• RECORDED DATA:
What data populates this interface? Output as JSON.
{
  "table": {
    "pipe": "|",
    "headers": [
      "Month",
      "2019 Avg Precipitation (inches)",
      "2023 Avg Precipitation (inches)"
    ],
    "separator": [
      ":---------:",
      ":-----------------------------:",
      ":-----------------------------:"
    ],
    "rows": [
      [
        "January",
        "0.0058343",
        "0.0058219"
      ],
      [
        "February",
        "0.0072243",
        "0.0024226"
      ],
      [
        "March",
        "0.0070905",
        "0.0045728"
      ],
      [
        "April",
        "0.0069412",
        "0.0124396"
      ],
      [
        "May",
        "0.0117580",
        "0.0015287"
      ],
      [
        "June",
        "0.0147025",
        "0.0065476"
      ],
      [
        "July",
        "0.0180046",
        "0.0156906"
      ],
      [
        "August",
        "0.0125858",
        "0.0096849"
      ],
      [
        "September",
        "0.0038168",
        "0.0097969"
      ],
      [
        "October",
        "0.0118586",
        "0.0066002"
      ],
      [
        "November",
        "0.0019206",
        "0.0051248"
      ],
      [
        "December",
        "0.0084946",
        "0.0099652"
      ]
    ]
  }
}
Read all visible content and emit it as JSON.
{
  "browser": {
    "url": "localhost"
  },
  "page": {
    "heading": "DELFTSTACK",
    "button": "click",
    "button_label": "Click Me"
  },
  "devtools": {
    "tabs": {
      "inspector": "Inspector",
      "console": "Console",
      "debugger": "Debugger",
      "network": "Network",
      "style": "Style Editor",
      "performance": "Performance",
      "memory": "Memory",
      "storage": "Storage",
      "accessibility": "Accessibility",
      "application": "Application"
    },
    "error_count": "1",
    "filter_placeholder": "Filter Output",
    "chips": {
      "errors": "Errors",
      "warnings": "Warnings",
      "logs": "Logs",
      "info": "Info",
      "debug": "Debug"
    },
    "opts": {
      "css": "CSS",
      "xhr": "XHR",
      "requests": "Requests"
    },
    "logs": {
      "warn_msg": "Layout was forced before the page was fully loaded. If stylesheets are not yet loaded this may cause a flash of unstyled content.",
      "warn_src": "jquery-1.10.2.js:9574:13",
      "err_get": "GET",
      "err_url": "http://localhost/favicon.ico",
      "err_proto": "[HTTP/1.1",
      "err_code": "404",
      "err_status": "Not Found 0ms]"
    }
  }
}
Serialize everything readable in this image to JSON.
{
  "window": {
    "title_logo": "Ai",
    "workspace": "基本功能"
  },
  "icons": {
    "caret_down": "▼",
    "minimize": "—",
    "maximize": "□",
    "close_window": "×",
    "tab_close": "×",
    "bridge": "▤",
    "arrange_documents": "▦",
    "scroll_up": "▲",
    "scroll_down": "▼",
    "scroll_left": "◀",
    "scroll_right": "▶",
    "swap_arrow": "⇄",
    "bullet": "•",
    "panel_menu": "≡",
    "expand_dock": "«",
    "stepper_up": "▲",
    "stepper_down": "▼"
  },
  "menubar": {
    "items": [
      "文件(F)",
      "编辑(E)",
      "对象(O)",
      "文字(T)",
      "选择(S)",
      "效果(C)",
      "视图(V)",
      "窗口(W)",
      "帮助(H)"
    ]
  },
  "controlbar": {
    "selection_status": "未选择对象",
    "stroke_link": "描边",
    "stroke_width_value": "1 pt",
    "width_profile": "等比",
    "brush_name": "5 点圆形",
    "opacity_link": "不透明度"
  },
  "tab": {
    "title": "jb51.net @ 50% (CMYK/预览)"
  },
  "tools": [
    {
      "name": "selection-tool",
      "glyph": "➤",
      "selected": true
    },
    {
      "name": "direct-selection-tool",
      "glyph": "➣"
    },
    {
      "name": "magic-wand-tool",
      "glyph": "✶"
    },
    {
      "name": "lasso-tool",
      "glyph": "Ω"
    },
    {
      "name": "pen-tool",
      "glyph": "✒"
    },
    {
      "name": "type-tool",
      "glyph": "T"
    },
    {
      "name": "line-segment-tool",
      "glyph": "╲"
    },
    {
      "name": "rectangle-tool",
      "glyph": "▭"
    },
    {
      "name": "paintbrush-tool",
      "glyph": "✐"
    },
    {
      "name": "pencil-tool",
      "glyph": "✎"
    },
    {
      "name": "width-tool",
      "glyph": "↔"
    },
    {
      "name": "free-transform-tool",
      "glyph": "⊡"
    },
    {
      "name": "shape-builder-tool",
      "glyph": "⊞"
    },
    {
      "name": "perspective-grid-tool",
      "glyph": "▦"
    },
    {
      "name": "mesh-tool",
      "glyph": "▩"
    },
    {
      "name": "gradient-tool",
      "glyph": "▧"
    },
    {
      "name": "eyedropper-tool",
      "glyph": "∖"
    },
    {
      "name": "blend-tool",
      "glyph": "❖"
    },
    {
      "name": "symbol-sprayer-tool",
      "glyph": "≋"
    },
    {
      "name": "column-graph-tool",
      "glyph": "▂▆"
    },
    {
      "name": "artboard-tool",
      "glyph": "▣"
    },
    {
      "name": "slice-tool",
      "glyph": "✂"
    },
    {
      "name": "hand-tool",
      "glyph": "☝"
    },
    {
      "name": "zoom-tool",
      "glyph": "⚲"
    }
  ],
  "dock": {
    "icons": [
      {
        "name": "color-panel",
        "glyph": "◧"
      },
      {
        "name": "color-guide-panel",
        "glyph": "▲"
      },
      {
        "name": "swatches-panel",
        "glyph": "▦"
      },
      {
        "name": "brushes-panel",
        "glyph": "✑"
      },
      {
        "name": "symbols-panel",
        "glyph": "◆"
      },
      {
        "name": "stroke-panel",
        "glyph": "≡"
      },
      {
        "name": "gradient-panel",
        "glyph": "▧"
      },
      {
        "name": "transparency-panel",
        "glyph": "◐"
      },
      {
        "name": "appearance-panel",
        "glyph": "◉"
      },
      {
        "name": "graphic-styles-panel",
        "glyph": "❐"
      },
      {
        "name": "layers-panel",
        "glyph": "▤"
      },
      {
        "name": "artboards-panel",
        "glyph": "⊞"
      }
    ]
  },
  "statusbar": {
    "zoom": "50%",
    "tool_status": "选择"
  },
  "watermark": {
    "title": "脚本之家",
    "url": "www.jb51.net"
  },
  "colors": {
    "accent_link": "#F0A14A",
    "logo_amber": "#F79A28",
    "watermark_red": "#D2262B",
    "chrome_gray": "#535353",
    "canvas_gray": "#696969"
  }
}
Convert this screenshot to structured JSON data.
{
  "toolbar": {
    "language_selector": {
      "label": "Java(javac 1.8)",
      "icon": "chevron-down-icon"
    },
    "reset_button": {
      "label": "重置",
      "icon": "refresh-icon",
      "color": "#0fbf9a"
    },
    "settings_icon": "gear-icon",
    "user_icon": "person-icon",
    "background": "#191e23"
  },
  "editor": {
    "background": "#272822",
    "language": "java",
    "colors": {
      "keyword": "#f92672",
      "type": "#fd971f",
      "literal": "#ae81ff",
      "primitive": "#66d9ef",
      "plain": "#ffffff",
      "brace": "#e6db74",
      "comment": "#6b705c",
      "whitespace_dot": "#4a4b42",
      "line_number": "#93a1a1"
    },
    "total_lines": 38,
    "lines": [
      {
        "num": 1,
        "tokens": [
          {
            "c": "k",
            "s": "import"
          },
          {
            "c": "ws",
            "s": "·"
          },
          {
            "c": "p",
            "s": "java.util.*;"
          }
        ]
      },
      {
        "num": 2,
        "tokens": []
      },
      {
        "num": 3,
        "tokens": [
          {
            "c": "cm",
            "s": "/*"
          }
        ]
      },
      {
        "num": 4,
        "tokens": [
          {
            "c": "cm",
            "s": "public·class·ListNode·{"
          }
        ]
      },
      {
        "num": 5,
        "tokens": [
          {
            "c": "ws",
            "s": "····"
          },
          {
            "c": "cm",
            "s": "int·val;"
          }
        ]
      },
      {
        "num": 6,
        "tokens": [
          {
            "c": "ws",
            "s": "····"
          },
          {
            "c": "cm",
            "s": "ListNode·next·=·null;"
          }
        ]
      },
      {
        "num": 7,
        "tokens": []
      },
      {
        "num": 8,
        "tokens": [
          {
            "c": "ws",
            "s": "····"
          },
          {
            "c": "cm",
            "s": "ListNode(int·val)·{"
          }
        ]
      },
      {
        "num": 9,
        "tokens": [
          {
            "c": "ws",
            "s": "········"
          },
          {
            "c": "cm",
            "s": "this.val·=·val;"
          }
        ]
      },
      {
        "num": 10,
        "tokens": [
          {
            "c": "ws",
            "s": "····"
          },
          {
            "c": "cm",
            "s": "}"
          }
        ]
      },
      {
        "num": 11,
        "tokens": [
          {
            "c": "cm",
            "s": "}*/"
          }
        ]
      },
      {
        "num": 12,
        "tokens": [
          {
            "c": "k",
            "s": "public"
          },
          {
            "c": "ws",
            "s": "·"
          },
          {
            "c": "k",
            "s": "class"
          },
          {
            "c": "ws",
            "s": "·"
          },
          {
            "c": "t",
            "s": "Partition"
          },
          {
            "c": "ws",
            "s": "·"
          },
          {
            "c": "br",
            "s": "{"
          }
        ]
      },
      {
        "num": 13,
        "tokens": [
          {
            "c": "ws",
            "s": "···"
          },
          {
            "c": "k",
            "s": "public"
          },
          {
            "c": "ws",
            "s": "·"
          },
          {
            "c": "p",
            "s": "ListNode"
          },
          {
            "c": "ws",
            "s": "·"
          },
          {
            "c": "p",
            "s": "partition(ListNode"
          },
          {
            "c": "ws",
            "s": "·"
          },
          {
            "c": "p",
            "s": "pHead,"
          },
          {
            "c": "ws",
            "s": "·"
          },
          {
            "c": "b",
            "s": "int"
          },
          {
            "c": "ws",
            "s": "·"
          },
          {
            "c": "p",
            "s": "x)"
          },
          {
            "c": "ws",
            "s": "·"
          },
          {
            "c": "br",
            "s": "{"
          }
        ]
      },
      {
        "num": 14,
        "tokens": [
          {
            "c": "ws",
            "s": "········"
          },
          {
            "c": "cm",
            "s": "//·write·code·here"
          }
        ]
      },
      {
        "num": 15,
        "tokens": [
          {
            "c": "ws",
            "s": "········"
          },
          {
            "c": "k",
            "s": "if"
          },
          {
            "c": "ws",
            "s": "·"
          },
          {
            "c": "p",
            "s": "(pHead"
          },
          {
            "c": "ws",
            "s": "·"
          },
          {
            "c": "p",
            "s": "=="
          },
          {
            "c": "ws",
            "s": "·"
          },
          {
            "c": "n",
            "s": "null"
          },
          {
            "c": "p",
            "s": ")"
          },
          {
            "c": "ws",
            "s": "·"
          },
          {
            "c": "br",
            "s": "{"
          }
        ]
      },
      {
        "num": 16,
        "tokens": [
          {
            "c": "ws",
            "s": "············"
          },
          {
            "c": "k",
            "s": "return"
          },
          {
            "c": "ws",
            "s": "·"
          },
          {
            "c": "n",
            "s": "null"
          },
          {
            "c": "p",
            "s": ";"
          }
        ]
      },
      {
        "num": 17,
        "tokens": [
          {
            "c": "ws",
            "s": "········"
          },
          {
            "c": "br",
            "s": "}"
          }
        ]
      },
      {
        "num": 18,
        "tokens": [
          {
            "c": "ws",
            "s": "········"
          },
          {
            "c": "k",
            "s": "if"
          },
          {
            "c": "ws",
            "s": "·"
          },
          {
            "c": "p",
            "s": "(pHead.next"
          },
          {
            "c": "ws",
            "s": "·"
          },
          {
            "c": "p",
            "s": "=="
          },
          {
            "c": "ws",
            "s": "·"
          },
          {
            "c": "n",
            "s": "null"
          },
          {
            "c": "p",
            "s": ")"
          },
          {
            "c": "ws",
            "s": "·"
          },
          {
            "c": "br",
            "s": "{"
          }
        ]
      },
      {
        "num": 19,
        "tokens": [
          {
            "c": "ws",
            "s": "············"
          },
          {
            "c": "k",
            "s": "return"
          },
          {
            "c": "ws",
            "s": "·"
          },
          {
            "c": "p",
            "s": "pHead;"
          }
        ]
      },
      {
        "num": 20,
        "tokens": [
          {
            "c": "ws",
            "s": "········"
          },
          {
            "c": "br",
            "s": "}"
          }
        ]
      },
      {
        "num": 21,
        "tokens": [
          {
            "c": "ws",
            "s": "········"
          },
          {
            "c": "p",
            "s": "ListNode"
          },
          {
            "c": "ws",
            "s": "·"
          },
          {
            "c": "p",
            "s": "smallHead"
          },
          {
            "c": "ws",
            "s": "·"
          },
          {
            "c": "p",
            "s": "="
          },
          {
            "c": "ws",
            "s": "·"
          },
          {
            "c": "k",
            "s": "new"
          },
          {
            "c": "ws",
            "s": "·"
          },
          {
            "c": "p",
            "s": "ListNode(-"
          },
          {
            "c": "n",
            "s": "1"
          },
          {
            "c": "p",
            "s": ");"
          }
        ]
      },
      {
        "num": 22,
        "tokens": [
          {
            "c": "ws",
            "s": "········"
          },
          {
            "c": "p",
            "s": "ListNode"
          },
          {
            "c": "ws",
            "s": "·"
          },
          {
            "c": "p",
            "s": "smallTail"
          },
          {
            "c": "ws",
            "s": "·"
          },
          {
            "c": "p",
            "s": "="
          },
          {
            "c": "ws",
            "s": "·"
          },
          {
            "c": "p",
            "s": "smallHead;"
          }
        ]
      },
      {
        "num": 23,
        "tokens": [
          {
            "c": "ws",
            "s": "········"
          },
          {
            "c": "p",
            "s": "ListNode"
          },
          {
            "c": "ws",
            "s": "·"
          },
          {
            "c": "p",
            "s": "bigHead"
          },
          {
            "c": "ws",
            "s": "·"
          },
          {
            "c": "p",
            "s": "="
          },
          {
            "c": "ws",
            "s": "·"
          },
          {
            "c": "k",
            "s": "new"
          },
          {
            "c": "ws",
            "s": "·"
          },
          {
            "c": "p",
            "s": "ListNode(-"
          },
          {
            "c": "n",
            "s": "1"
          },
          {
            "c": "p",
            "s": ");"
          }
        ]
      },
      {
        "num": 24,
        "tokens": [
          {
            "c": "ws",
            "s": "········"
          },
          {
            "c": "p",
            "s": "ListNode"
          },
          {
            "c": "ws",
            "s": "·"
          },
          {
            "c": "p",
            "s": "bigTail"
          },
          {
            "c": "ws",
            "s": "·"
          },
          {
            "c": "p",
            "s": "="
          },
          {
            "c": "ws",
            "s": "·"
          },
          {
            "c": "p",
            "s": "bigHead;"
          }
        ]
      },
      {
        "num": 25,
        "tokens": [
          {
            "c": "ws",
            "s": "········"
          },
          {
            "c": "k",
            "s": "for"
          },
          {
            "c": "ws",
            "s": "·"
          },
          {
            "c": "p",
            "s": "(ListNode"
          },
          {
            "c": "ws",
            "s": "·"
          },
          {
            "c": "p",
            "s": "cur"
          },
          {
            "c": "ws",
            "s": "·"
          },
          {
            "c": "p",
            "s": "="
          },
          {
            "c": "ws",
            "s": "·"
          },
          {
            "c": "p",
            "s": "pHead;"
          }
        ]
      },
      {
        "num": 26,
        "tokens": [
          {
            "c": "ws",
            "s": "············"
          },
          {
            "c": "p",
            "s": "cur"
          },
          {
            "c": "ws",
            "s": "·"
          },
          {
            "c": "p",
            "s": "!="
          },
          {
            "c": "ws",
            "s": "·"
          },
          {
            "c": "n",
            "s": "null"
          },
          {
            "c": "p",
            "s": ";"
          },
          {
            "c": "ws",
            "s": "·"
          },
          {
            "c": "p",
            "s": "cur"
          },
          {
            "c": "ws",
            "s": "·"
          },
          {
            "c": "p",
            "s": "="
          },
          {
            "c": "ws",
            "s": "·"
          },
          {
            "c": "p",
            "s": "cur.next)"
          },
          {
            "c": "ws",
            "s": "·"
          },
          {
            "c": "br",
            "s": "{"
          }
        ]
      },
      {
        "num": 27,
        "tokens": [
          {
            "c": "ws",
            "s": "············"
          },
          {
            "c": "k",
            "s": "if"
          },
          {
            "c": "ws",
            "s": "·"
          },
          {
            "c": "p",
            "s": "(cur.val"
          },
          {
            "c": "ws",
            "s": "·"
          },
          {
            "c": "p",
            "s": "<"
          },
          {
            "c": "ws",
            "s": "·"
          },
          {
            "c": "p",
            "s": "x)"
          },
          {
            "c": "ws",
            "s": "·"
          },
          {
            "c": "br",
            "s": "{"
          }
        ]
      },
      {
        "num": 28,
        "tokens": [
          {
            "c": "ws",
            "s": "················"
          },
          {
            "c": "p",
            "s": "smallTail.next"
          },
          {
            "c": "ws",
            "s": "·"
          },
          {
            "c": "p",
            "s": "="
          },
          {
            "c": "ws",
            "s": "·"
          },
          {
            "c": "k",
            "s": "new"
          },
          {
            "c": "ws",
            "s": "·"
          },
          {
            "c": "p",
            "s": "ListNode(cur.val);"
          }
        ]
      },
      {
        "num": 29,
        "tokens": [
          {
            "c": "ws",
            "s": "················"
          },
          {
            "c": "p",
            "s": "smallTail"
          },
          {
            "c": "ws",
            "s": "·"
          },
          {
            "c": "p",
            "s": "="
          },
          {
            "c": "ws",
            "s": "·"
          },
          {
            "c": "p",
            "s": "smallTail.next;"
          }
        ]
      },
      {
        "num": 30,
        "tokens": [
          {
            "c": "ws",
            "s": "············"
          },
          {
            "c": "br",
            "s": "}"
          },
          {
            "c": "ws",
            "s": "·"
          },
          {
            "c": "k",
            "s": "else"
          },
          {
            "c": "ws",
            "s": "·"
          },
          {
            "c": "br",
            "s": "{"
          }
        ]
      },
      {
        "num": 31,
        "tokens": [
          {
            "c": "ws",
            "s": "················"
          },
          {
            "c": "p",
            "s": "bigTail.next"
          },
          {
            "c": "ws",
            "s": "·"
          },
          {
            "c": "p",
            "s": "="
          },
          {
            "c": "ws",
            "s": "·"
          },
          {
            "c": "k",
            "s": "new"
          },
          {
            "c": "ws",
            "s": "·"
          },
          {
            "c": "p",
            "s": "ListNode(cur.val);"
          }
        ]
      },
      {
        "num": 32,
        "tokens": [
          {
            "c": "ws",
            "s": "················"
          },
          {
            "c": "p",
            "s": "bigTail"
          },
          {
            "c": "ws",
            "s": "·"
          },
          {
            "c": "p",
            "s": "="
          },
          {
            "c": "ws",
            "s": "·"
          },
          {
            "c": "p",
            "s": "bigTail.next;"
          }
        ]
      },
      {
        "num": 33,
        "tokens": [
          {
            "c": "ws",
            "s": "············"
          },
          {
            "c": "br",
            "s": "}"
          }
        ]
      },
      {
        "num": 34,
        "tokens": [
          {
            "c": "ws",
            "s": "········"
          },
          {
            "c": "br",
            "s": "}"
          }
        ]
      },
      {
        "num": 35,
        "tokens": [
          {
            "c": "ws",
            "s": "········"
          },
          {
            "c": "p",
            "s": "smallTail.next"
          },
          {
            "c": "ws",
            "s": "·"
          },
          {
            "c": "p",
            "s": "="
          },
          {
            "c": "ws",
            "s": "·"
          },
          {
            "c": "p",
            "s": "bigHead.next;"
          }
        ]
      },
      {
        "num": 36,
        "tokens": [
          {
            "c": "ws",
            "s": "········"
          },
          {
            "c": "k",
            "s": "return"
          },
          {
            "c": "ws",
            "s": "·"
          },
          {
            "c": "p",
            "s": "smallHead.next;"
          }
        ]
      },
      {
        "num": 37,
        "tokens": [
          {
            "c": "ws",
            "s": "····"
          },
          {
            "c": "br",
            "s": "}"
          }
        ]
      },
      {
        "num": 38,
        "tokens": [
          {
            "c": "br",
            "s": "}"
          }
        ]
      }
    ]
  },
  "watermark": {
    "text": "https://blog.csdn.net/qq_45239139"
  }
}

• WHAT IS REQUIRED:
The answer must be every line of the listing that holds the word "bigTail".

• ANSWER AREA:
            "s": "bigTail"
            "s": "bigTail.next"
            "s": "bigTail"
            "s": "bigTail.next;"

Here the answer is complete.